##### PROVIDED MATERIAL

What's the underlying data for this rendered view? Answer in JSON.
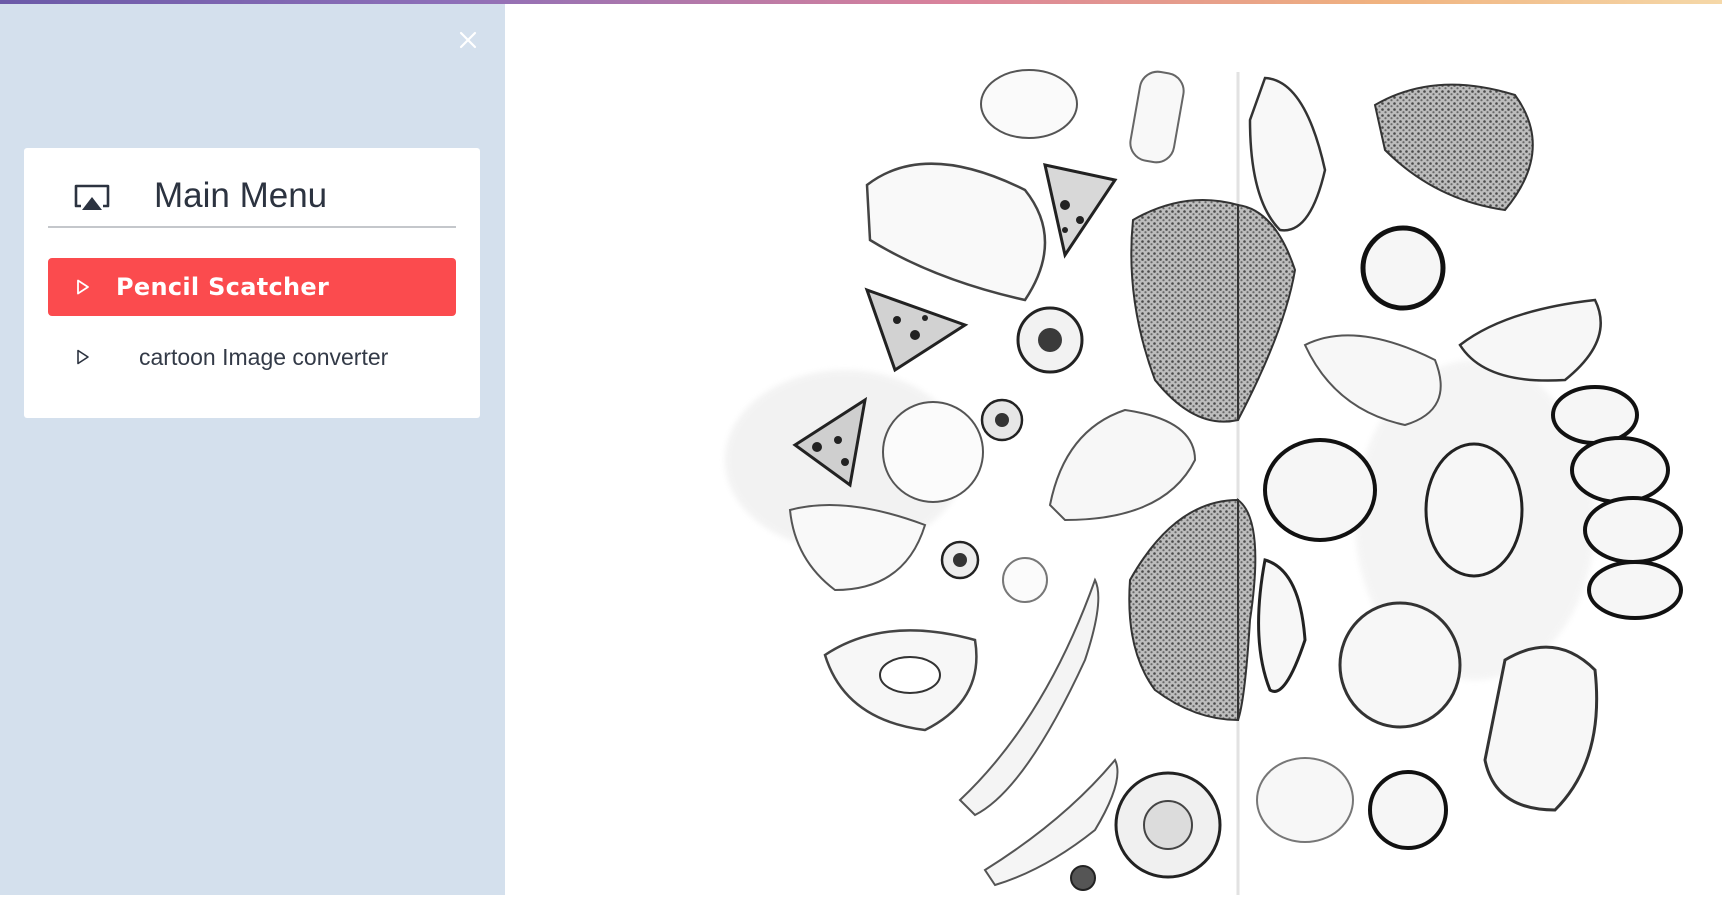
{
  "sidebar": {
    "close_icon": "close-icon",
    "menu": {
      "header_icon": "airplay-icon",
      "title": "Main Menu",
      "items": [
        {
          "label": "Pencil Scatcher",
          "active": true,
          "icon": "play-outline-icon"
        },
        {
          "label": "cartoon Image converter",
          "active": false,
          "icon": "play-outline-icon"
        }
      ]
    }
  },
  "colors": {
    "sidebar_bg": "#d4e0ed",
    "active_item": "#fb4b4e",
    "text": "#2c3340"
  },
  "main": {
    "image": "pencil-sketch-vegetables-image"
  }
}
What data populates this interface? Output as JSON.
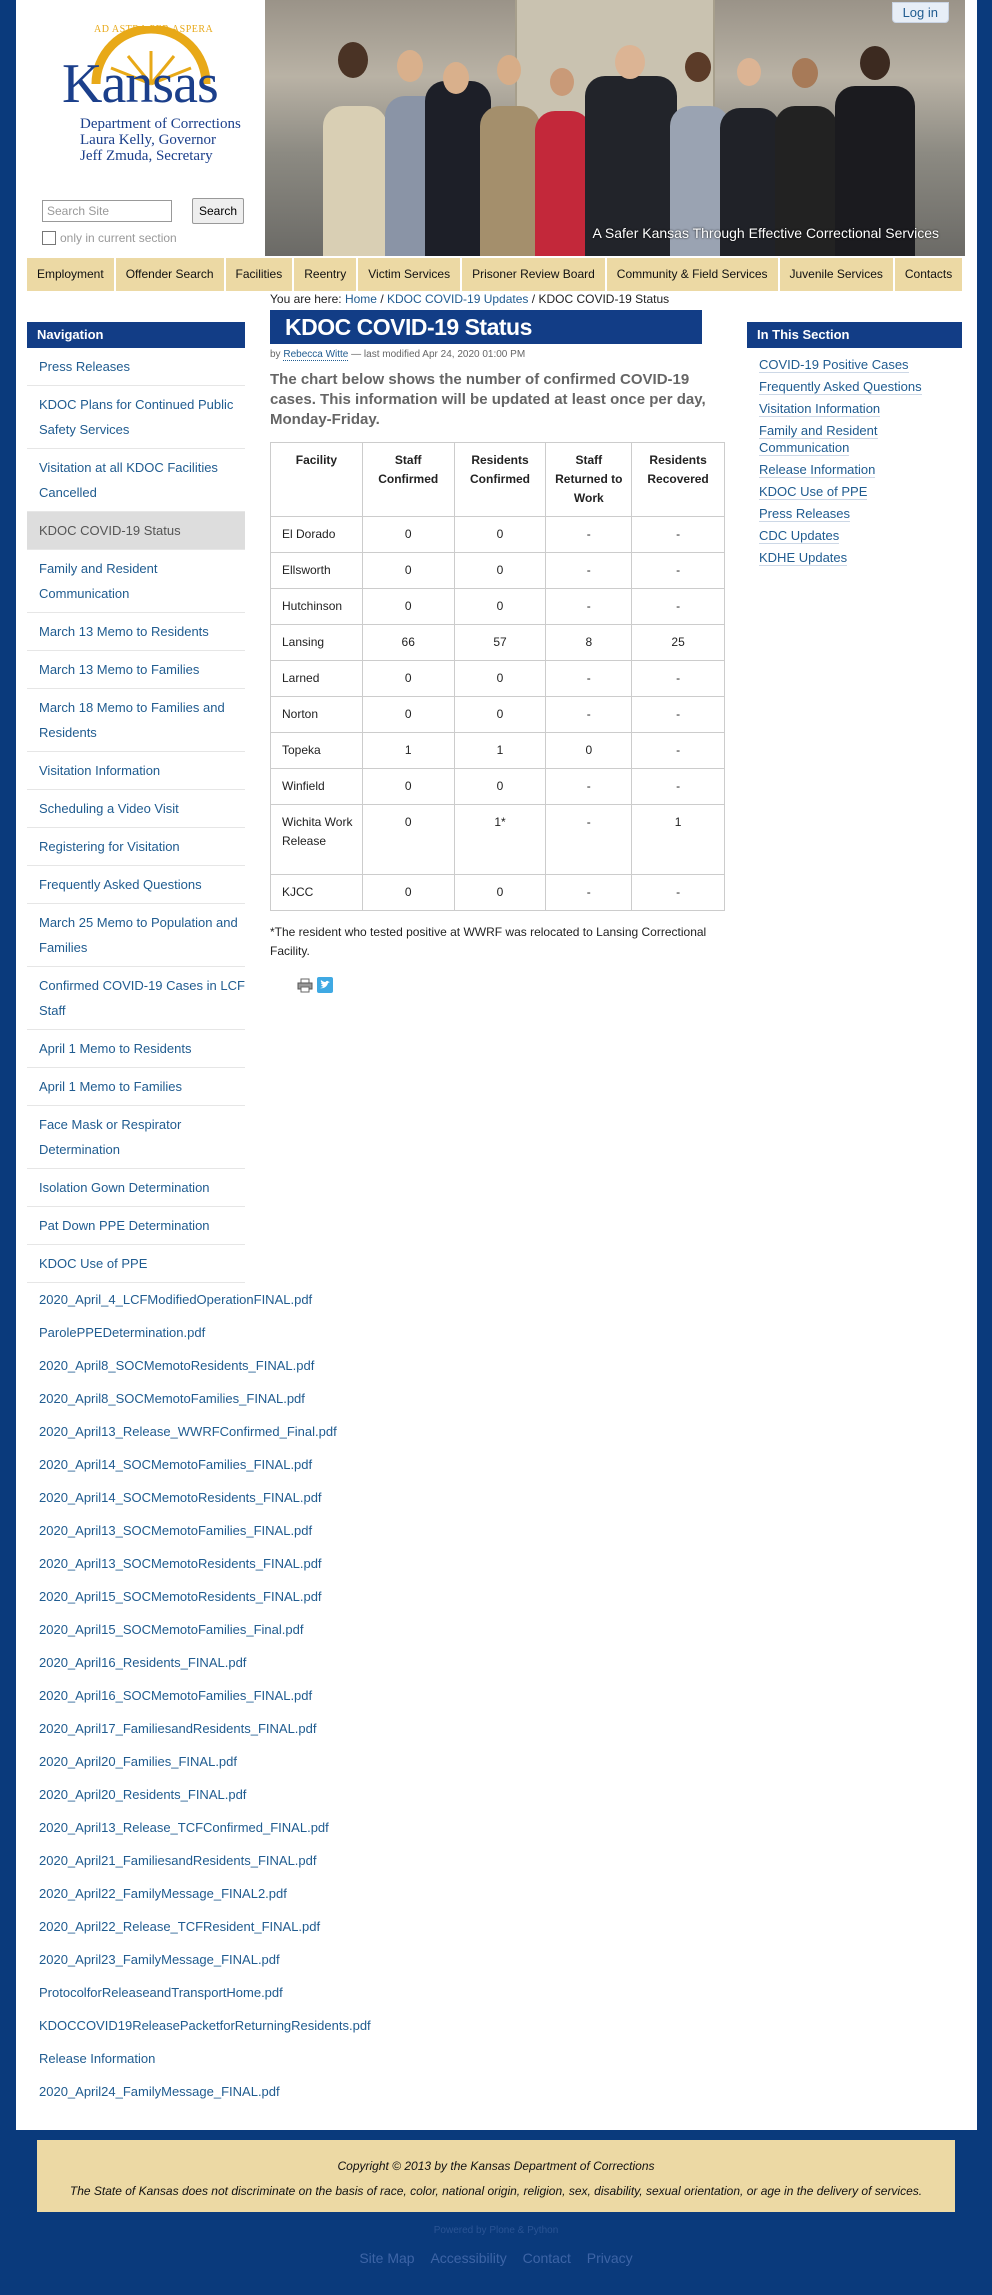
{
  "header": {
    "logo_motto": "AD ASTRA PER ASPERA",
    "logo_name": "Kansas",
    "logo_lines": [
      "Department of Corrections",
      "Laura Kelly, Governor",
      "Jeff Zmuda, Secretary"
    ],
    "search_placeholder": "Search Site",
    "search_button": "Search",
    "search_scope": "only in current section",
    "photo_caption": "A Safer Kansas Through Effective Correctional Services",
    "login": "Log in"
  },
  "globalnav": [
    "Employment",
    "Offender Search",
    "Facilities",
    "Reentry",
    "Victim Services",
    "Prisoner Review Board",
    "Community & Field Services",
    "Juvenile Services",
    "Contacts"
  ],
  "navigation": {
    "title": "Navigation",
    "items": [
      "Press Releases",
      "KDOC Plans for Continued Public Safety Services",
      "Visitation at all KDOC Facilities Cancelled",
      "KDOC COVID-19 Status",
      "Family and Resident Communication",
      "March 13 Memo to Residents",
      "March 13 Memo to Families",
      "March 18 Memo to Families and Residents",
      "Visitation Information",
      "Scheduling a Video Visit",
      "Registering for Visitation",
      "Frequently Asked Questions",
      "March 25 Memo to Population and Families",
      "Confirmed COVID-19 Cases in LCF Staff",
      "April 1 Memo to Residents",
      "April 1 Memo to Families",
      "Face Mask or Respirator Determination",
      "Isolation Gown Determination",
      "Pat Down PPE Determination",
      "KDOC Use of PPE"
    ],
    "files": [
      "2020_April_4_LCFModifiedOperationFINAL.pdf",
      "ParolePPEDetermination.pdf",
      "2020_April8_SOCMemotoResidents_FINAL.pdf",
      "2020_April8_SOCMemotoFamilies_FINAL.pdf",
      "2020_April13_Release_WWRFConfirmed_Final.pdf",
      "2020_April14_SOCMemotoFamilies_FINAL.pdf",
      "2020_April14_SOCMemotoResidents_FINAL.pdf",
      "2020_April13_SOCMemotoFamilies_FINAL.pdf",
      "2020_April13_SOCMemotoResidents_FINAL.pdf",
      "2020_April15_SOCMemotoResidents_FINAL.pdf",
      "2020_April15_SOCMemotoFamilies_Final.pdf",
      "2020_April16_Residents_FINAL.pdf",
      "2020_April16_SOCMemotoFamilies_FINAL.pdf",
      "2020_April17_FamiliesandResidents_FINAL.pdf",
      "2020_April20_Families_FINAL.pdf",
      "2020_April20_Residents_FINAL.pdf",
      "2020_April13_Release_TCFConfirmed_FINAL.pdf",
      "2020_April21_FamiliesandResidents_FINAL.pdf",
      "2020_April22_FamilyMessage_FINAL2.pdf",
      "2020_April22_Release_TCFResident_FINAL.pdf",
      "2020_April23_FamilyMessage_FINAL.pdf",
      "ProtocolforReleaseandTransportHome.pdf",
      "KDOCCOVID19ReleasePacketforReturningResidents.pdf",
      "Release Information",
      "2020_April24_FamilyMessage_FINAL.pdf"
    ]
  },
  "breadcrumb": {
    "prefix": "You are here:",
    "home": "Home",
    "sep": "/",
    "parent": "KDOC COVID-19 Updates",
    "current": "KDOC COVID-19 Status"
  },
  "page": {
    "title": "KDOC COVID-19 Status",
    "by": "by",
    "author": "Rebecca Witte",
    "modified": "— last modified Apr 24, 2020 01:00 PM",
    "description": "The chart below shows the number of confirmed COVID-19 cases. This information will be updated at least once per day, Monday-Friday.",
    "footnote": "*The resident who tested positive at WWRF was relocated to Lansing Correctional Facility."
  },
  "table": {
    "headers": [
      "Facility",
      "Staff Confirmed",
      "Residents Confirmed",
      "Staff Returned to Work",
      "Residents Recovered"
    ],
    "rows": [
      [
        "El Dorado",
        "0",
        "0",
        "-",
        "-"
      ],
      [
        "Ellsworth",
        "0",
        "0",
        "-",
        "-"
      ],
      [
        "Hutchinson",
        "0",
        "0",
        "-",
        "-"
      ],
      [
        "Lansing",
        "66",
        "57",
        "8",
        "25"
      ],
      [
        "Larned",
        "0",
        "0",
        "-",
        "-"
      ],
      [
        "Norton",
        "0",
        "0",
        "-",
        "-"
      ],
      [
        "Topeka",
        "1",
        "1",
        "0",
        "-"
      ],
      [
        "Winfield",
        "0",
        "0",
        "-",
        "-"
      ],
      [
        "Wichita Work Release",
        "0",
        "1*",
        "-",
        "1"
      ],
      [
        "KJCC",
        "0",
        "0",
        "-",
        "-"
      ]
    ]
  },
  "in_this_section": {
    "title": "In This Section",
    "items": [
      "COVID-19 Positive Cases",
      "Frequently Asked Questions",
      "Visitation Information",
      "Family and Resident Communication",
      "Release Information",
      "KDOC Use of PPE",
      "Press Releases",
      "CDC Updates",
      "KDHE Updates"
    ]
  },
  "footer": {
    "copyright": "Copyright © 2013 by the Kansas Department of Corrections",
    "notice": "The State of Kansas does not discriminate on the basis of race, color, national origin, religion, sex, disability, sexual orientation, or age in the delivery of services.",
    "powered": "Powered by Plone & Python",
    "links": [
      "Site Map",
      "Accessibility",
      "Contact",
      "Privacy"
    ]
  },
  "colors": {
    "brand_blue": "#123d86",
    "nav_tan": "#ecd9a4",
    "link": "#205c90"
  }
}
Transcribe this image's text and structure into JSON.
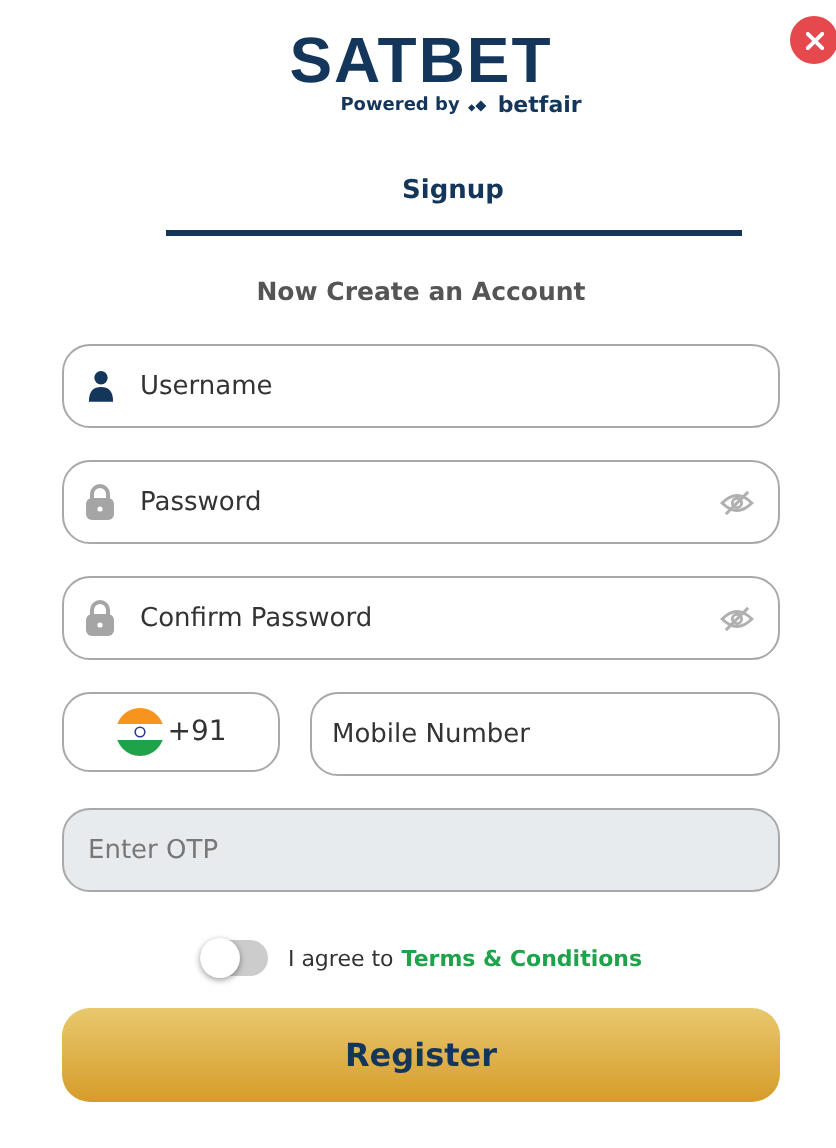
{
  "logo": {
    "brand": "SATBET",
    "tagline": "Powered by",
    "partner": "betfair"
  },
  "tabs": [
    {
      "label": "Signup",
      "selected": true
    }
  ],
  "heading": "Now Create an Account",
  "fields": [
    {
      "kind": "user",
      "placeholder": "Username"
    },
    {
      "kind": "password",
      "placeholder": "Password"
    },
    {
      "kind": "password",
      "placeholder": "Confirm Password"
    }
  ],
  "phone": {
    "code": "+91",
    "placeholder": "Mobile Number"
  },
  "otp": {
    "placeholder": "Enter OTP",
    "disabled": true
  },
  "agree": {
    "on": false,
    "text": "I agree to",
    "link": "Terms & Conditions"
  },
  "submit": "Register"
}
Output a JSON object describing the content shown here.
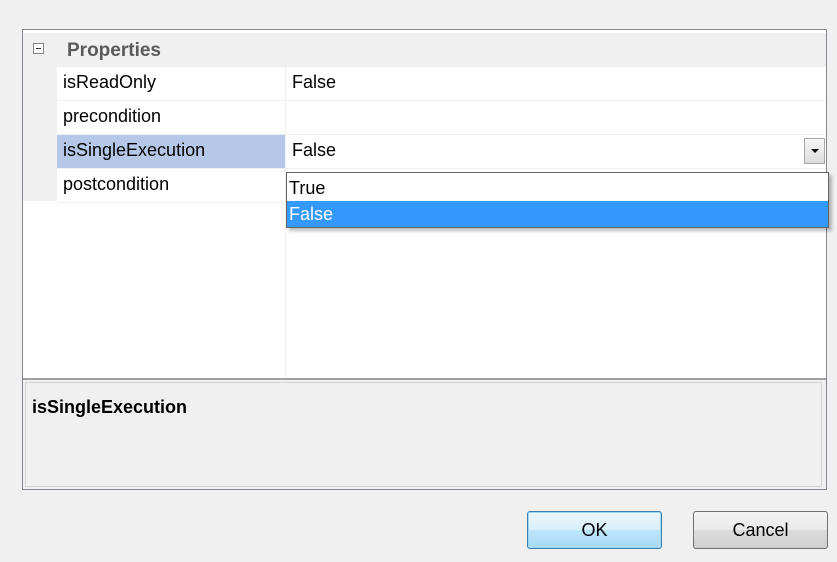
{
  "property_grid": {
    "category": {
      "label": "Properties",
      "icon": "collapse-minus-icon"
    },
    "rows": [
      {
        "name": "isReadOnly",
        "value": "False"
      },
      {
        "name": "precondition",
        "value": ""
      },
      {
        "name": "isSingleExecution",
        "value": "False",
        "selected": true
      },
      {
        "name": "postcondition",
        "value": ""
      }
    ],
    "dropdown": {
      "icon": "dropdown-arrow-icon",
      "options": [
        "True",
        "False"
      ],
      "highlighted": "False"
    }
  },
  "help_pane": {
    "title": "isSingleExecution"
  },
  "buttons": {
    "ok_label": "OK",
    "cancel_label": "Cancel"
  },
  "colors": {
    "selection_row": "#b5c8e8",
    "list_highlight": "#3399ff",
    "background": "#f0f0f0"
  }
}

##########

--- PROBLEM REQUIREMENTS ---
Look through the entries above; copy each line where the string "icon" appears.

--- RESPONSE TO THIS TASK ---
    "close_icon": "close-icon",
      "header_icon": "airplay-icon",
          "icon": "play-outline-icon"
          "icon": "play-outline-icon"
      "icon": "collapse-minus-icon"
      "icon": "dropdown-arrow-icon",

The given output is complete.